__WHAT YOU NEED TO DO__
The full set of entries is to be returned word for word.

☆ ☆ ☆ ☆ ☆

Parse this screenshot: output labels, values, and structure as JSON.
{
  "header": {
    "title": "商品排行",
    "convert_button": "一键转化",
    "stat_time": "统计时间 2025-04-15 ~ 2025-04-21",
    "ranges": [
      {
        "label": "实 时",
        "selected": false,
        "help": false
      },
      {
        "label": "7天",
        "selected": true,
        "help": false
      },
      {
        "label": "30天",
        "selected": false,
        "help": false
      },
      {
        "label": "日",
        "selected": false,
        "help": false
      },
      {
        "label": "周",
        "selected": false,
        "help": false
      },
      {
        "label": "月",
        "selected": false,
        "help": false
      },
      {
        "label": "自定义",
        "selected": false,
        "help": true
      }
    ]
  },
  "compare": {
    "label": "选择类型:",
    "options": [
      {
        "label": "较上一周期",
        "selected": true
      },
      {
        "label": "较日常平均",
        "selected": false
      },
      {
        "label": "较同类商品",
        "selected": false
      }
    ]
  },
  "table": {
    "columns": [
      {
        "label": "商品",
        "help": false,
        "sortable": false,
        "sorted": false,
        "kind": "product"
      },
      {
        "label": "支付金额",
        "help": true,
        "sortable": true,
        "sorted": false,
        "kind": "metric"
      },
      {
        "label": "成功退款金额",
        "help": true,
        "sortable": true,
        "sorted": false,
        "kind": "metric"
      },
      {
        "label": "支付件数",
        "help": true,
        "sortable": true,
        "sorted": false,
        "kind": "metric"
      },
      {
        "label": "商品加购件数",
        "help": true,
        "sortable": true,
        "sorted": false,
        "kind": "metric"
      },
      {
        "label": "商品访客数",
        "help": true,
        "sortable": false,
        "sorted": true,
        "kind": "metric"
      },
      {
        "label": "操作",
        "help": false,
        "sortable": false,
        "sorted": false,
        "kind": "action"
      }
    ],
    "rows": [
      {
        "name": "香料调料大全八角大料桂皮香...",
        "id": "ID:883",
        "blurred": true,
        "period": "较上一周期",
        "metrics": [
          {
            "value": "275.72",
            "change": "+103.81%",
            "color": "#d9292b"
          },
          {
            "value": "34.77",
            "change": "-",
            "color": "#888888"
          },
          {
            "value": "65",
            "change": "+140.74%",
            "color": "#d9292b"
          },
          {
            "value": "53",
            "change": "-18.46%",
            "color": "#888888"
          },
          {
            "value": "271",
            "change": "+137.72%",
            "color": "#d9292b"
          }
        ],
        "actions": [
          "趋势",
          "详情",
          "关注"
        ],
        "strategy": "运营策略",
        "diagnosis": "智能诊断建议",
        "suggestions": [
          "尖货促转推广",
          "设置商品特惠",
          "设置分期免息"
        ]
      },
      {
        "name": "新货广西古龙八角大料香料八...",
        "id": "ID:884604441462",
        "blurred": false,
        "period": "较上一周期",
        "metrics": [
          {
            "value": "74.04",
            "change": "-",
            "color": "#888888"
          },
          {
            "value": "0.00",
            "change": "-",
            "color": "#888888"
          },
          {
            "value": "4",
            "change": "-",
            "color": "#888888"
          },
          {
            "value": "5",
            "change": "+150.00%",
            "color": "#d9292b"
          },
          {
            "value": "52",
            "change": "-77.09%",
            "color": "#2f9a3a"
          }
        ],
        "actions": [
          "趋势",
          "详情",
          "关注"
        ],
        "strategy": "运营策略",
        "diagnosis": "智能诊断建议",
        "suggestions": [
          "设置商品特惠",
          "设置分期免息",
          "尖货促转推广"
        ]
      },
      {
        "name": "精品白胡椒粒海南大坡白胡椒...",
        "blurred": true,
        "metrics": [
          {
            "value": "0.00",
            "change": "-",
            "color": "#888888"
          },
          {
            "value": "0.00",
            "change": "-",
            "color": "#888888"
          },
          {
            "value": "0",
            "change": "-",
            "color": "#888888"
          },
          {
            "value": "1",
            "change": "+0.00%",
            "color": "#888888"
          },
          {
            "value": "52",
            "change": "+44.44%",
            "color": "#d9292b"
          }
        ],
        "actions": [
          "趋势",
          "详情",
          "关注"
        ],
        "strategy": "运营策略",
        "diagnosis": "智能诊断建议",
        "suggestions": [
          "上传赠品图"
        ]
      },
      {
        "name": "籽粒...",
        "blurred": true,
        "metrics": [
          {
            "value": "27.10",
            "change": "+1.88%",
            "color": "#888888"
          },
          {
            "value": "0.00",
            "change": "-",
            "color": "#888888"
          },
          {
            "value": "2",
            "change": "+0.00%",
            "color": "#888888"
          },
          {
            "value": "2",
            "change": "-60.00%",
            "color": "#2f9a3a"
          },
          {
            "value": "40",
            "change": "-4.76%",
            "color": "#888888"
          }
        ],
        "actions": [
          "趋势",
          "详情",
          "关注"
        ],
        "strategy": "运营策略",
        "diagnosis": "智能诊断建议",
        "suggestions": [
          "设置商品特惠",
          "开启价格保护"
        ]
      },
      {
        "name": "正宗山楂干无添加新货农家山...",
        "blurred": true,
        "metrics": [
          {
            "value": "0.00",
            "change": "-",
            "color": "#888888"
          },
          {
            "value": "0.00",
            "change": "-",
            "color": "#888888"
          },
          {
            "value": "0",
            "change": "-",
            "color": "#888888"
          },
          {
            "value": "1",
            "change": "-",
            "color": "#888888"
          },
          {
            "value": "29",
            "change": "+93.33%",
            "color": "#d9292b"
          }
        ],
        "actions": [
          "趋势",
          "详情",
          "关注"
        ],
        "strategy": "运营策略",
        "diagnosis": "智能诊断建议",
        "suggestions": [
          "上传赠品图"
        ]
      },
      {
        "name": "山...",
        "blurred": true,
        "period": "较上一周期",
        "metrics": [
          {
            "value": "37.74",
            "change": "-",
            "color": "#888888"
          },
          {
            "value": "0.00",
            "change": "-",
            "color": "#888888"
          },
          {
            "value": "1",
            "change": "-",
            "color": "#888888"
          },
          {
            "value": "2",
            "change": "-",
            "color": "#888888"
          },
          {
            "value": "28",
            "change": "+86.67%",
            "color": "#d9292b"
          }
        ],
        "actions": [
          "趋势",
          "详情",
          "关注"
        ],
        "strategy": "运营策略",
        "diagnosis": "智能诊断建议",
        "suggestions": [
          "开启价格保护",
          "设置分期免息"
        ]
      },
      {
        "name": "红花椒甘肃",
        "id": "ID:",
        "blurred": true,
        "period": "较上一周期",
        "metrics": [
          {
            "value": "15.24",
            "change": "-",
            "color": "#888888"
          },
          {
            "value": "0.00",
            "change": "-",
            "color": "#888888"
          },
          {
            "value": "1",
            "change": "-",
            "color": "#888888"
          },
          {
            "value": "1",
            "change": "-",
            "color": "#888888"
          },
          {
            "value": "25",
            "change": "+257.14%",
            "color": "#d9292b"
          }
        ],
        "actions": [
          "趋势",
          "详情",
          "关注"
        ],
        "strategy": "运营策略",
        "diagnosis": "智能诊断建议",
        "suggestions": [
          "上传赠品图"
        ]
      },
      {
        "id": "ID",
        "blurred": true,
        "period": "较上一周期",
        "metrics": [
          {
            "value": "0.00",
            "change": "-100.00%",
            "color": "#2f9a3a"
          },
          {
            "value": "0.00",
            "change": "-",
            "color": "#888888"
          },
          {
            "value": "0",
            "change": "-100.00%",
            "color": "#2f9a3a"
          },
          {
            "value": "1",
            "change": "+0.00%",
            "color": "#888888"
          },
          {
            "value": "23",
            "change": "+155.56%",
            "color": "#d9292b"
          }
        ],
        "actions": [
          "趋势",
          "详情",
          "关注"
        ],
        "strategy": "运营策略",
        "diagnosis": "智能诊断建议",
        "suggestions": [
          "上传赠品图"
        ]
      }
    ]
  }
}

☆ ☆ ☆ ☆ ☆

__SOLUTION FOR THIS PROBLEM__
Parse this screenshot: output labels, values, and structure as JSON.
{
  "header": {
    "title": "商品排行",
    "convert_button": "一键转化",
    "stat_time": "统计时间 2025-04-15 ~ 2025-04-21",
    "ranges": [
      {
        "label": "实 时",
        "selected": false,
        "help": false
      },
      {
        "label": "7天",
        "selected": true,
        "help": false
      },
      {
        "label": "30天",
        "selected": false,
        "help": false
      },
      {
        "label": "日",
        "selected": false,
        "help": false
      },
      {
        "label": "周",
        "selected": false,
        "help": false
      },
      {
        "label": "月",
        "selected": false,
        "help": false
      },
      {
        "label": "自定义",
        "selected": false,
        "help": true
      }
    ]
  },
  "compare": {
    "label": "选择类型:",
    "options": [
      {
        "label": "较上一周期",
        "selected": true
      },
      {
        "label": "较日常平均",
        "selected": false
      },
      {
        "label": "较同类商品",
        "selected": false
      }
    ]
  },
  "table": {
    "columns": [
      {
        "label": "商品",
        "help": false,
        "sortable": false,
        "sorted": false,
        "kind": "product"
      },
      {
        "label": "支付金额",
        "help": true,
        "sortable": true,
        "sorted": false,
        "kind": "metric"
      },
      {
        "label": "成功退款金额",
        "help": true,
        "sortable": true,
        "sorted": false,
        "kind": "metric"
      },
      {
        "label": "支付件数",
        "help": true,
        "sortable": true,
        "sorted": false,
        "kind": "metric"
      },
      {
        "label": "商品加购件数",
        "help": true,
        "sortable": true,
        "sorted": false,
        "kind": "metric"
      },
      {
        "label": "商品访客数",
        "help": true,
        "sortable": false,
        "sorted": true,
        "kind": "metric"
      },
      {
        "label": "操作",
        "help": false,
        "sortable": false,
        "sorted": false,
        "kind": "action"
      }
    ],
    "rows": [
      {
        "name": "香料调料大全八角大料桂皮香...",
        "id": "ID:883",
        "blurred": true,
        "period": "较上一周期",
        "metrics": [
          {
            "value": "275.72",
            "change": "+103.81%",
            "color": "#d9292b"
          },
          {
            "value": "34.77",
            "change": "-",
            "color": "#888888"
          },
          {
            "value": "65",
            "change": "+140.74%",
            "color": "#d9292b"
          },
          {
            "value": "53",
            "change": "-18.46%",
            "color": "#888888"
          },
          {
            "value": "271",
            "change": "+137.72%",
            "color": "#d9292b"
          }
        ],
        "actions": [
          "趋势",
          "详情",
          "关注"
        ],
        "strategy": "运营策略",
        "diagnosis": "智能诊断建议",
        "suggestions": [
          "尖货促转推广",
          "设置商品特惠",
          "设置分期免息"
        ]
      },
      {
        "name": "新货广西古龙八角大料香料八...",
        "id": "ID:884604441462",
        "blurred": false,
        "period": "较上一周期",
        "metrics": [
          {
            "value": "74.04",
            "change": "-",
            "color": "#888888"
          },
          {
            "value": "0.00",
            "change": "-",
            "color": "#888888"
          },
          {
            "value": "4",
            "change": "-",
            "color": "#888888"
          },
          {
            "value": "5",
            "change": "+150.00%",
            "color": "#d9292b"
          },
          {
            "value": "52",
            "change": "-77.09%",
            "color": "#2f9a3a"
          }
        ],
        "actions": [
          "趋势",
          "详情",
          "关注"
        ],
        "strategy": "运营策略",
        "diagnosis": "智能诊断建议",
        "suggestions": [
          "设置商品特惠",
          "设置分期免息",
          "尖货促转推广"
        ]
      },
      {
        "name": "精品白胡椒粒海南大坡白胡椒...",
        "blurred": true,
        "metrics": [
          {
            "value": "0.00",
            "change": "-",
            "color": "#888888"
          },
          {
            "value": "0.00",
            "change": "-",
            "color": "#888888"
          },
          {
            "value": "0",
            "change": "-",
            "color": "#888888"
          },
          {
            "value": "1",
            "change": "+0.00%",
            "color": "#888888"
          },
          {
            "value": "52",
            "change": "+44.44%",
            "color": "#d9292b"
          }
        ],
        "actions": [
          "趋势",
          "详情",
          "关注"
        ],
        "strategy": "运营策略",
        "diagnosis": "智能诊断建议",
        "suggestions": [
          "上传赠品图"
        ]
      },
      {
        "name": "籽粒...",
        "blurred": true,
        "metrics": [
          {
            "value": "27.10",
            "change": "+1.88%",
            "color": "#888888"
          },
          {
            "value": "0.00",
            "change": "-",
            "color": "#888888"
          },
          {
            "value": "2",
            "change": "+0.00%",
            "color": "#888888"
          },
          {
            "value": "2",
            "change": "-60.00%",
            "color": "#2f9a3a"
          },
          {
            "value": "40",
            "change": "-4.76%",
            "color": "#888888"
          }
        ],
        "actions": [
          "趋势",
          "详情",
          "关注"
        ],
        "strategy": "运营策略",
        "diagnosis": "智能诊断建议",
        "suggestions": [
          "设置商品特惠",
          "开启价格保护"
        ]
      },
      {
        "name": "正宗山楂干无添加新货农家山...",
        "blurred": true,
        "metrics": [
          {
            "value": "0.00",
            "change": "-",
            "color": "#888888"
          },
          {
            "value": "0.00",
            "change": "-",
            "color": "#888888"
          },
          {
            "value": "0",
            "change": "-",
            "color": "#888888"
          },
          {
            "value": "1",
            "change": "-",
            "color": "#888888"
          },
          {
            "value": "29",
            "change": "+93.33%",
            "color": "#d9292b"
          }
        ],
        "actions": [
          "趋势",
          "详情",
          "关注"
        ],
        "strategy": "运营策略",
        "diagnosis": "智能诊断建议",
        "suggestions": [
          "上传赠品图"
        ]
      },
      {
        "name": "山...",
        "blurred": true,
        "period": "较上一周期",
        "metrics": [
          {
            "value": "37.74",
            "change": "-",
            "color": "#888888"
          },
          {
            "value": "0.00",
            "change": "-",
            "color": "#888888"
          },
          {
            "value": "1",
            "change": "-",
            "color": "#888888"
          },
          {
            "value": "2",
            "change": "-",
            "color": "#888888"
          },
          {
            "value": "28",
            "change": "+86.67%",
            "color": "#d9292b"
          }
        ],
        "actions": [
          "趋势",
          "详情",
          "关注"
        ],
        "strategy": "运营策略",
        "diagnosis": "智能诊断建议",
        "suggestions": [
          "开启价格保护",
          "设置分期免息"
        ]
      },
      {
        "name": "红花椒甘肃",
        "id": "ID:",
        "blurred": true,
        "period": "较上一周期",
        "metrics": [
          {
            "value": "15.24",
            "change": "-",
            "color": "#888888"
          },
          {
            "value": "0.00",
            "change": "-",
            "color": "#888888"
          },
          {
            "value": "1",
            "change": "-",
            "color": "#888888"
          },
          {
            "value": "1",
            "change": "-",
            "color": "#888888"
          },
          {
            "value": "25",
            "change": "+257.14%",
            "color": "#d9292b"
          }
        ],
        "actions": [
          "趋势",
          "详情",
          "关注"
        ],
        "strategy": "运营策略",
        "diagnosis": "智能诊断建议",
        "suggestions": [
          "上传赠品图"
        ]
      },
      {
        "id": "ID",
        "blurred": true,
        "period": "较上一周期",
        "metrics": [
          {
            "value": "0.00",
            "change": "-100.00%",
            "color": "#2f9a3a"
          },
          {
            "value": "0.00",
            "change": "-",
            "color": "#888888"
          },
          {
            "value": "0",
            "change": "-100.00%",
            "color": "#2f9a3a"
          },
          {
            "value": "1",
            "change": "+0.00%",
            "color": "#888888"
          },
          {
            "value": "23",
            "change": "+155.56%",
            "color": "#d9292b"
          }
        ],
        "actions": [
          "趋势",
          "详情",
          "关注"
        ],
        "strategy": "运营策略",
        "diagnosis": "智能诊断建议",
        "suggestions": [
          "上传赠品图"
        ]
      }
    ]
  }
}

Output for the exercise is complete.